Interface dataset entries
▶

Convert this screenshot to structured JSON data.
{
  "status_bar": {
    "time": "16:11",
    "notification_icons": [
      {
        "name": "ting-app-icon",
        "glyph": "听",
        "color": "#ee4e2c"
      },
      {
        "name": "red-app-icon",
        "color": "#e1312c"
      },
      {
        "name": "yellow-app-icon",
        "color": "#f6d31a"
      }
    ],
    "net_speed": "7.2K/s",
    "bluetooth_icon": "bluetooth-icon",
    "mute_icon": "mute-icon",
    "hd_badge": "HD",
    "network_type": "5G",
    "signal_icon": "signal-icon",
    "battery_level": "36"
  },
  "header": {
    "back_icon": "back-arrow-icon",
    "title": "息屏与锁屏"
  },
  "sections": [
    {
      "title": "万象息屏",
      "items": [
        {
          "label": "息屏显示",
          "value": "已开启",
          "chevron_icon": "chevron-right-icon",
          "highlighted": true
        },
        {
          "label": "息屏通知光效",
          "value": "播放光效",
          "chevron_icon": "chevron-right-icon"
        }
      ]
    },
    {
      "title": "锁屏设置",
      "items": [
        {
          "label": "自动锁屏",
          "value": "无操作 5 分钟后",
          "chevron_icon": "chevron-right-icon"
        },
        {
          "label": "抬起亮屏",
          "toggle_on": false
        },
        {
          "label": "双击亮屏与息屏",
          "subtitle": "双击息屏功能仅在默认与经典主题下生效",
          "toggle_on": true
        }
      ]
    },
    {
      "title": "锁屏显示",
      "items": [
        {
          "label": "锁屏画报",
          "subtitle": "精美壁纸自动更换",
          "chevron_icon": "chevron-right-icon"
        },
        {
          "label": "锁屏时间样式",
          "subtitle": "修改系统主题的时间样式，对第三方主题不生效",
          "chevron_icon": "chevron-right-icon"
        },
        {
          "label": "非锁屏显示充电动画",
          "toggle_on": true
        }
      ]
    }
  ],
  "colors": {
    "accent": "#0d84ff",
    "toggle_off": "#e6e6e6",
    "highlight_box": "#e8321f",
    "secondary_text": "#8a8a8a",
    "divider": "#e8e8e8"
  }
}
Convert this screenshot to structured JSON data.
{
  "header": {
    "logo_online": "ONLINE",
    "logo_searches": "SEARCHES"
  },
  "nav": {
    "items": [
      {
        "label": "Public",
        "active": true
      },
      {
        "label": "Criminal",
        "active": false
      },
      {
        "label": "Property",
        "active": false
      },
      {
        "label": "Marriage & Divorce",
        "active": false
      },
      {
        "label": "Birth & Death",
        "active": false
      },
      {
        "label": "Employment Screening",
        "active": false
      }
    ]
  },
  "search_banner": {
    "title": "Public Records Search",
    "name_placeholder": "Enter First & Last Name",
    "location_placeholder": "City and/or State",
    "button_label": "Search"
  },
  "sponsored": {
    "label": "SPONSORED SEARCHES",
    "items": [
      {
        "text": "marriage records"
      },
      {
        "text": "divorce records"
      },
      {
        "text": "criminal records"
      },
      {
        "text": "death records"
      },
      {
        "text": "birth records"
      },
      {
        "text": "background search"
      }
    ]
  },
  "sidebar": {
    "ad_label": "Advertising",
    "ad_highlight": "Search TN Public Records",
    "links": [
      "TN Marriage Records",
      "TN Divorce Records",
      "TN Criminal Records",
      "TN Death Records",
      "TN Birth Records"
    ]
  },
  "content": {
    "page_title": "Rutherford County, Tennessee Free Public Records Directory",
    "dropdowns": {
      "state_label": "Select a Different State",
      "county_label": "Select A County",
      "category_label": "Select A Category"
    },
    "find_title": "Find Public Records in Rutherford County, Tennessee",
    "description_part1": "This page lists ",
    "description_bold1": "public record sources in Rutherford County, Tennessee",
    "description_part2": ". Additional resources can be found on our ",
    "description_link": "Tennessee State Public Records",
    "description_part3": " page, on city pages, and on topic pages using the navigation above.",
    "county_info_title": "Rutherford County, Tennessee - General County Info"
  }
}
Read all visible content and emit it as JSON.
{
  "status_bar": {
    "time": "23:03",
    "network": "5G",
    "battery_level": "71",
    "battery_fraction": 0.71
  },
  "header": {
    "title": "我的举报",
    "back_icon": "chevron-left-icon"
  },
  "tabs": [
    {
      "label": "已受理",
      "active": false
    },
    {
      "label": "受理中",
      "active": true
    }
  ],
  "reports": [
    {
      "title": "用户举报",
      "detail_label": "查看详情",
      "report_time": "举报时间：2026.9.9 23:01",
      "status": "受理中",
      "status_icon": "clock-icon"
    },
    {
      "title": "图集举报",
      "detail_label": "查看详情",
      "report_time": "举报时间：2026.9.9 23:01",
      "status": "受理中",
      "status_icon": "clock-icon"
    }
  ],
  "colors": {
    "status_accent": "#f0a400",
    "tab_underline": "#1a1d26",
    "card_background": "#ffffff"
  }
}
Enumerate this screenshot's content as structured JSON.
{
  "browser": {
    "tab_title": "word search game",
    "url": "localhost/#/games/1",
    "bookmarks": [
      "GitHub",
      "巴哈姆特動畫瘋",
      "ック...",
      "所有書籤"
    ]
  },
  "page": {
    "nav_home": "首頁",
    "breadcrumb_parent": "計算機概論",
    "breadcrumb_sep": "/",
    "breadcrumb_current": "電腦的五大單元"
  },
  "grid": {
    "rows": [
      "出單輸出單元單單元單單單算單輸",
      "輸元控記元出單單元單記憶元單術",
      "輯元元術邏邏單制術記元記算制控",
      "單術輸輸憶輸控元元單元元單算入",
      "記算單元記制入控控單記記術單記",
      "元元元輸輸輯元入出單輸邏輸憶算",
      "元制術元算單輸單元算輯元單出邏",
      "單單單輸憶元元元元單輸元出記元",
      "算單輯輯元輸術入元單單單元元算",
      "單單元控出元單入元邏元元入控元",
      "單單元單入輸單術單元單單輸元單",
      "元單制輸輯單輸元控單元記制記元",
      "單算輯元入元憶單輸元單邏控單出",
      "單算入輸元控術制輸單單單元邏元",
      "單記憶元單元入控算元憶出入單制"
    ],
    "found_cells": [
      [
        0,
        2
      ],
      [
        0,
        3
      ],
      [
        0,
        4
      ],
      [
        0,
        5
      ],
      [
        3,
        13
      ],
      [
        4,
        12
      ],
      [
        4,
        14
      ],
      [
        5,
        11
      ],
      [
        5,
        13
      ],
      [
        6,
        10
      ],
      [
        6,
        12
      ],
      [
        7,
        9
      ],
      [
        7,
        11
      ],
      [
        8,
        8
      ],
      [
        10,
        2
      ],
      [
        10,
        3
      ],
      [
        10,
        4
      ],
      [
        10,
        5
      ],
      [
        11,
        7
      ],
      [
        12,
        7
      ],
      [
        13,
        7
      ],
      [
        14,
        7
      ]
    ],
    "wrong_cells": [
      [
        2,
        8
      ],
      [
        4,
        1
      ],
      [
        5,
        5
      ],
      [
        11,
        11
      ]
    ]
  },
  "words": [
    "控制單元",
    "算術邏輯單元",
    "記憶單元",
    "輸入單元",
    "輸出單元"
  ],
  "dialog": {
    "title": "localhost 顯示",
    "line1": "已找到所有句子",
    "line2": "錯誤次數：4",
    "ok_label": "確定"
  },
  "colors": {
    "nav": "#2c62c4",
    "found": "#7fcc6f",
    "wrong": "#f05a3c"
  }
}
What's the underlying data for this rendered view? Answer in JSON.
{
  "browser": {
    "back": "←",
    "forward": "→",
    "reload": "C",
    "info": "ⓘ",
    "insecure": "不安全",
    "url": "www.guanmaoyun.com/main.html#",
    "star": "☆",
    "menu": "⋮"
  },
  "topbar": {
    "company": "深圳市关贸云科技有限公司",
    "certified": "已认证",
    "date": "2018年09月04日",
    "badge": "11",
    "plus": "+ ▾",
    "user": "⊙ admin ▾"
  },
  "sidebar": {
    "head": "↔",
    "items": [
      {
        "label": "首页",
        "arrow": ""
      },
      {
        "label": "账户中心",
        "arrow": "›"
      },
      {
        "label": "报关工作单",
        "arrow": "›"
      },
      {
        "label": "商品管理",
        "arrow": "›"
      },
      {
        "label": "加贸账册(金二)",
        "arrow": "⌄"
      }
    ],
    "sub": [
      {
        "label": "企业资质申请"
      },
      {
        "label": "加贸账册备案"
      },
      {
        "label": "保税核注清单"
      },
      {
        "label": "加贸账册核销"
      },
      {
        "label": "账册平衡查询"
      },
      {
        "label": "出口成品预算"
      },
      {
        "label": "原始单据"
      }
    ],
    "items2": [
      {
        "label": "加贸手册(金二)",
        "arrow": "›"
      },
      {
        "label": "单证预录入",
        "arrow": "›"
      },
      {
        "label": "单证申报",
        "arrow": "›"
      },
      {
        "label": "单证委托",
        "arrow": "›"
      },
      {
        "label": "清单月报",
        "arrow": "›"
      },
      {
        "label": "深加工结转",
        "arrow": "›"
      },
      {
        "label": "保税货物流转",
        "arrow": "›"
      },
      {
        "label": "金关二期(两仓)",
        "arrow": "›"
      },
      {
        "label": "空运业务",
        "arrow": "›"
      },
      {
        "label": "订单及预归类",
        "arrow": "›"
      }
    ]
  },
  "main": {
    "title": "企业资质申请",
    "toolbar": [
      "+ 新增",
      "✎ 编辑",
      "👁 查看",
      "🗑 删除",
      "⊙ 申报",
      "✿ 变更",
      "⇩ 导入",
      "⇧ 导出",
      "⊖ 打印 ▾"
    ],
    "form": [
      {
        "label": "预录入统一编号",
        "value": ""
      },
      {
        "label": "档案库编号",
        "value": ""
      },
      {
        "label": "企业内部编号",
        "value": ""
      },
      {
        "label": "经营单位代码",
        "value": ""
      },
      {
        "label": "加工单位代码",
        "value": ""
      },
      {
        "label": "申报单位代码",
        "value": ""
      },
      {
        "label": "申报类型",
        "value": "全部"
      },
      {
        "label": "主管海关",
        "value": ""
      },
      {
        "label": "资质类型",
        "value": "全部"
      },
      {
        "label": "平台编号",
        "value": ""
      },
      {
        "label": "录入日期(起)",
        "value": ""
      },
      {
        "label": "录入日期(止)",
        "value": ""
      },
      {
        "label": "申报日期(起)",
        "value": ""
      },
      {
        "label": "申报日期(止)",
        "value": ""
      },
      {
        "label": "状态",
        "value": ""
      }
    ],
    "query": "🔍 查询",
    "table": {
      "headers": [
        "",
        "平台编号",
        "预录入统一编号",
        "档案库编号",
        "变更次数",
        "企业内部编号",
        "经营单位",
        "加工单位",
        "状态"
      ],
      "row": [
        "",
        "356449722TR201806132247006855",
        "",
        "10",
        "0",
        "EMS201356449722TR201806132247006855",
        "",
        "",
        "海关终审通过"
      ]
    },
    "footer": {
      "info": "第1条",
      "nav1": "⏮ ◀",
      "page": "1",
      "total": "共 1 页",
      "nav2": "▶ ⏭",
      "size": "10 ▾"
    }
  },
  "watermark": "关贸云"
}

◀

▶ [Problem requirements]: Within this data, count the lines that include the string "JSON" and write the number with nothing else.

▶ [Exercise result]: 5